[Saved entries]
■ ■ ■ ■ ■
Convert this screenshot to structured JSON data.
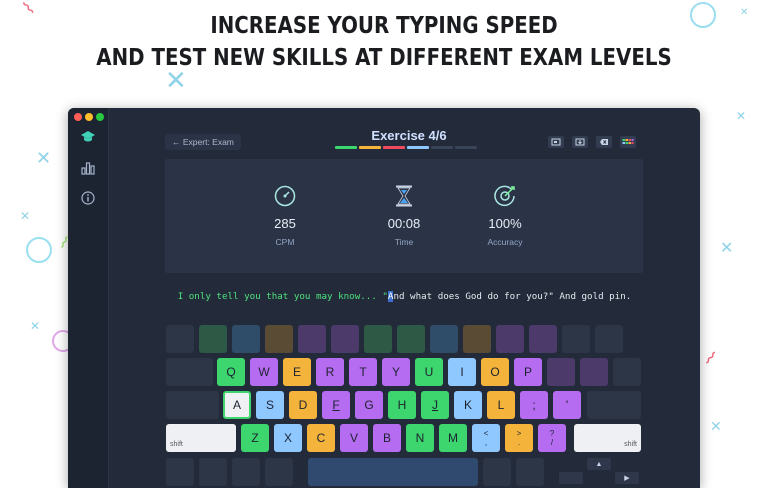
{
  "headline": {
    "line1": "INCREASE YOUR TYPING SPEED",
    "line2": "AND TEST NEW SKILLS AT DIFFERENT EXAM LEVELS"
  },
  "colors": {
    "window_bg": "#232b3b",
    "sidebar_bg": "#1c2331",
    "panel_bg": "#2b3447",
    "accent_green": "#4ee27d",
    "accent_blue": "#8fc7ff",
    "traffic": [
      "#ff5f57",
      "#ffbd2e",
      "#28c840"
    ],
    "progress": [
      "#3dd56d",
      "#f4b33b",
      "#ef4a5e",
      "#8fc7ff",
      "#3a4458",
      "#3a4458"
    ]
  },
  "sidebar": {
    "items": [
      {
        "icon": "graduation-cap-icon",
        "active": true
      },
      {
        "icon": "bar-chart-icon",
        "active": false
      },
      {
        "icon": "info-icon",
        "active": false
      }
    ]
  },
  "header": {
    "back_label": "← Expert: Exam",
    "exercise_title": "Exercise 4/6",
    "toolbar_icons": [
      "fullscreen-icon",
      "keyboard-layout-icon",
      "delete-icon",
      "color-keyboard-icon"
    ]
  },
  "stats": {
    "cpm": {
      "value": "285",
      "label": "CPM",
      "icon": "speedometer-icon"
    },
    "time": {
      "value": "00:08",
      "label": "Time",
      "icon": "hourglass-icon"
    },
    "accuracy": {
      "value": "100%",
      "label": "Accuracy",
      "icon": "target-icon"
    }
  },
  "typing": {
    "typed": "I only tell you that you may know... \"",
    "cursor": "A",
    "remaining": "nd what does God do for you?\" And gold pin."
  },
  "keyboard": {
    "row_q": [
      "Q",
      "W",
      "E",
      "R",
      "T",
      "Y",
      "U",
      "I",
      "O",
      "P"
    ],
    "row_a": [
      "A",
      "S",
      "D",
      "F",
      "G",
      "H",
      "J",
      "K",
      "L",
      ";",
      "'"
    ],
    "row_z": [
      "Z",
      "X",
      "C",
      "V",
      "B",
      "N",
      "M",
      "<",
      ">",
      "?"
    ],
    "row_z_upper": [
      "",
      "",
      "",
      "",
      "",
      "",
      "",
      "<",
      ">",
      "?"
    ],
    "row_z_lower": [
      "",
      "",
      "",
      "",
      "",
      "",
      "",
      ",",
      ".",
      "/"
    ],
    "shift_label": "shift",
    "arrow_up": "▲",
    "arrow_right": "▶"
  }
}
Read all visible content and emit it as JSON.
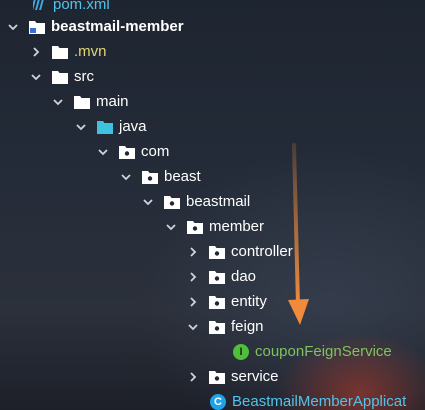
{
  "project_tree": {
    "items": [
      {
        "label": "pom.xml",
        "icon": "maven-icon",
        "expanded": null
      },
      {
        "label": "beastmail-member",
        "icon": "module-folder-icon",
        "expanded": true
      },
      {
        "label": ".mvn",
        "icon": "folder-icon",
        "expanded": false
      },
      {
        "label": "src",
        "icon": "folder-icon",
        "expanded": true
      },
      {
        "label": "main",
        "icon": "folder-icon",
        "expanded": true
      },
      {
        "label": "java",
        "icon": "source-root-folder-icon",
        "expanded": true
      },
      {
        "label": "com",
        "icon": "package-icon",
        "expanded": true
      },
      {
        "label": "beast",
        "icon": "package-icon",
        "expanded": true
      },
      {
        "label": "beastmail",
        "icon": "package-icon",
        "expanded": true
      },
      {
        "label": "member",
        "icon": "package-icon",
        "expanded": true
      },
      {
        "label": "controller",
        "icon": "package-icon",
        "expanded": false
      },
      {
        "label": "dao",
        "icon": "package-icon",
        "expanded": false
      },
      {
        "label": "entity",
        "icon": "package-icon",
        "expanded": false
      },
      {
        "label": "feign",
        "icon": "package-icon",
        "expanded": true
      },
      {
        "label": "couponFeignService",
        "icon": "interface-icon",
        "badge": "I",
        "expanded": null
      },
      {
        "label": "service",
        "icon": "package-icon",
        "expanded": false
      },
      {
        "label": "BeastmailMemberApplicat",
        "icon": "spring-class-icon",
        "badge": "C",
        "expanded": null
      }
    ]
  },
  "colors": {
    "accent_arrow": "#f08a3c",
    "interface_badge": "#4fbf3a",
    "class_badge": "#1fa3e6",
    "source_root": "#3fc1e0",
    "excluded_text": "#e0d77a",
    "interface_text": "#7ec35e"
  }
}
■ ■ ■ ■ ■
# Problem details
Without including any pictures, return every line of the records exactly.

# Response
Convert this screenshot to structured JSON data.
{
  "headline": {
    "line1": "INCREASE YOUR TYPING SPEED",
    "line2": "AND TEST NEW SKILLS AT DIFFERENT EXAM LEVELS"
  },
  "colors": {
    "window_bg": "#232b3b",
    "sidebar_bg": "#1c2331",
    "panel_bg": "#2b3447",
    "accent_green": "#4ee27d",
    "accent_blue": "#8fc7ff",
    "traffic": [
      "#ff5f57",
      "#ffbd2e",
      "#28c840"
    ],
    "progress": [
      "#3dd56d",
      "#f4b33b",
      "#ef4a5e",
      "#8fc7ff",
      "#3a4458",
      "#3a4458"
    ]
  },
  "sidebar": {
    "items": [
      {
        "icon": "graduation-cap-icon",
        "active": true
      },
      {
        "icon": "bar-chart-icon",
        "active": false
      },
      {
        "icon": "info-icon",
        "active": false
      }
    ]
  },
  "header": {
    "back_label": "← Expert: Exam",
    "exercise_title": "Exercise 4/6",
    "toolbar_icons": [
      "fullscreen-icon",
      "keyboard-layout-icon",
      "delete-icon",
      "color-keyboard-icon"
    ]
  },
  "stats": {
    "cpm": {
      "value": "285",
      "label": "CPM",
      "icon": "speedometer-icon"
    },
    "time": {
      "value": "00:08",
      "label": "Time",
      "icon": "hourglass-icon"
    },
    "accuracy": {
      "value": "100%",
      "label": "Accuracy",
      "icon": "target-icon"
    }
  },
  "typing": {
    "typed": "I only tell you that you may know... \"",
    "cursor": "A",
    "remaining": "nd what does God do for you?\" And gold pin."
  },
  "keyboard": {
    "row_q": [
      "Q",
      "W",
      "E",
      "R",
      "T",
      "Y",
      "U",
      "I",
      "O",
      "P"
    ],
    "row_a": [
      "A",
      "S",
      "D",
      "F",
      "G",
      "H",
      "J",
      "K",
      "L",
      ";",
      "'"
    ],
    "row_z": [
      "Z",
      "X",
      "C",
      "V",
      "B",
      "N",
      "M",
      "<",
      ">",
      "?"
    ],
    "row_z_upper": [
      "",
      "",
      "",
      "",
      "",
      "",
      "",
      "<",
      ">",
      "?"
    ],
    "row_z_lower": [
      "",
      "",
      "",
      "",
      "",
      "",
      "",
      ",",
      ".",
      "/"
    ],
    "shift_label": "shift",
    "arrow_up": "▲",
    "arrow_right": "▶"
  }
}
Read all visible content and emit it as JSON.
{
  "project_tree": {
    "items": [
      {
        "label": "pom.xml",
        "icon": "maven-icon",
        "expanded": null
      },
      {
        "label": "beastmail-member",
        "icon": "module-folder-icon",
        "expanded": true
      },
      {
        "label": ".mvn",
        "icon": "folder-icon",
        "expanded": false
      },
      {
        "label": "src",
        "icon": "folder-icon",
        "expanded": true
      },
      {
        "label": "main",
        "icon": "folder-icon",
        "expanded": true
      },
      {
        "label": "java",
        "icon": "source-root-folder-icon",
        "expanded": true
      },
      {
        "label": "com",
        "icon": "package-icon",
        "expanded": true
      },
      {
        "label": "beast",
        "icon": "package-icon",
        "expanded": true
      },
      {
        "label": "beastmail",
        "icon": "package-icon",
        "expanded": true
      },
      {
        "label": "member",
        "icon": "package-icon",
        "expanded": true
      },
      {
        "label": "controller",
        "icon": "package-icon",
        "expanded": false
      },
      {
        "label": "dao",
        "icon": "package-icon",
        "expanded": false
      },
      {
        "label": "entity",
        "icon": "package-icon",
        "expanded": false
      },
      {
        "label": "feign",
        "icon": "package-icon",
        "expanded": true
      },
      {
        "label": "couponFeignService",
        "icon": "interface-icon",
        "badge": "I",
        "expanded": null
      },
      {
        "label": "service",
        "icon": "package-icon",
        "expanded": false
      },
      {
        "label": "BeastmailMemberApplicat",
        "icon": "spring-class-icon",
        "badge": "C",
        "expanded": null
      }
    ]
  },
  "colors": {
    "accent_arrow": "#f08a3c",
    "interface_badge": "#4fbf3a",
    "class_badge": "#1fa3e6",
    "source_root": "#3fc1e0",
    "excluded_text": "#e0d77a",
    "interface_text": "#7ec35e"
  }
}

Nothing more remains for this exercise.